Say It Isn't So

“Trees,” the century-old poem by Joyce Kilmer,  is probably headed into oblivion according to USA Today. The writer blames it on changes in poetry that see rhyme as insipid and sentimentality as stupid. Rick Hampson, who wrote the article calls it the most famous, most beloved, and most parodied poem of the 20th century. While I’m not positive about his superlatives, I have my own reasons for wanting to rescue the poem.

As you might guess if you have frequented this blog often, it was in Mama’s repertoire. I didn’t hear the sing-song that critics of the poem abhor in her voice. Instead, I visualized the imagery, inserting my own favorite tree into the picture. As for the sentiment, what point is there in a poem that fails to evoke feeling, even blatant feeling, as you find in “Trees”?

Who would have known that my husband’s first official duty assignment would be to Camp Kilmer, New Jersey, named for the state’s famous poet? Once the largest processing center for troops heading overseas and returning from World War II, the camp was in the process of closing as an active duty station. We were there for its last six months and lived just outside the Rutgers University campus with its centuries-old oak tree said to have inspired the poem. As might be expected, there are other claims for different trees!

Perhaps the greatest factor in my wanting to rescue the poem is many years of seeing wonderful trees and sharing Kilmer’s emotions in the wonder of it all – leafy arms lifting to pray, wearing of robins in the hair, and living intimately with rain. My current favorite tree, the oak pictured in our back yard, seems to do all of these. We’ve been told for the twelve years we’ve lived here that it is flawed and will die soon or topple in the next bad storm. The tree missed this word and stood strong during Katrina when others were falling all around it and never noticed the tornado that made a track of destruction less than half a mile away. The squirrels running along its branches seemed to have missed the news as well.
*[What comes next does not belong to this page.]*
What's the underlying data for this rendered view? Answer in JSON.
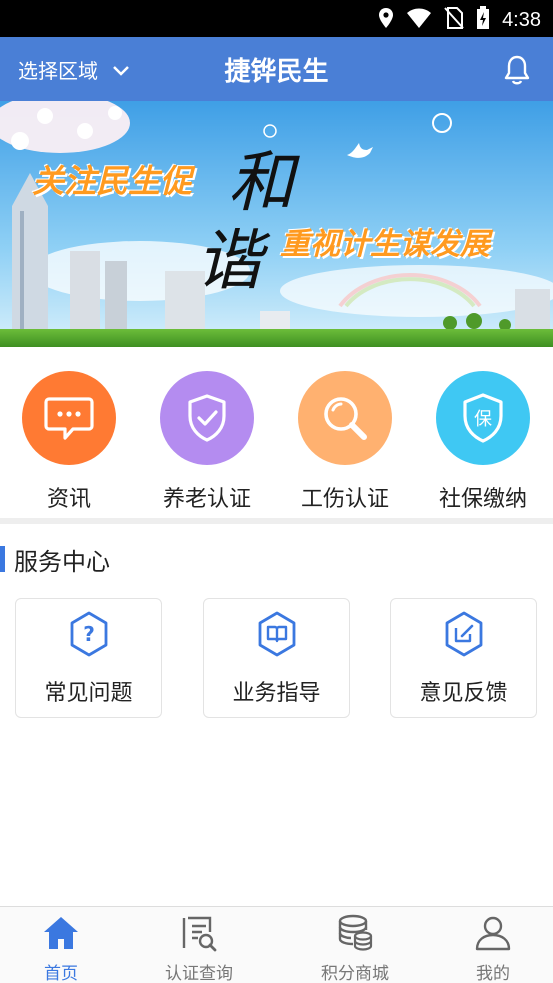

Thinking to myself, it seems that one should not have to make a poetry choice. There’s room in this world for the old standards of Kipling, Longfellow, Coleridge, and “Trees” as well as some of the new poets who make words sing without rhyme. (Sharon Gerald with her volume Thin Is the Kingdom comes to mind.) Their words call up empathetic feelings much like those rhymers of old. Other new poets seem to have thrown a bunch of words in the air just to see where they land when they come down. I would even make room for them.

When assigned to memorize a poem, children have frequently chosen “Trees.” Perhaps it’s because they looked forward to that fun and easy last line, “Poems are made by fools like me, but only God can make a tree.” I advocate enjoying both beautiful trees and poems by “fools” like Joyce Kilmer.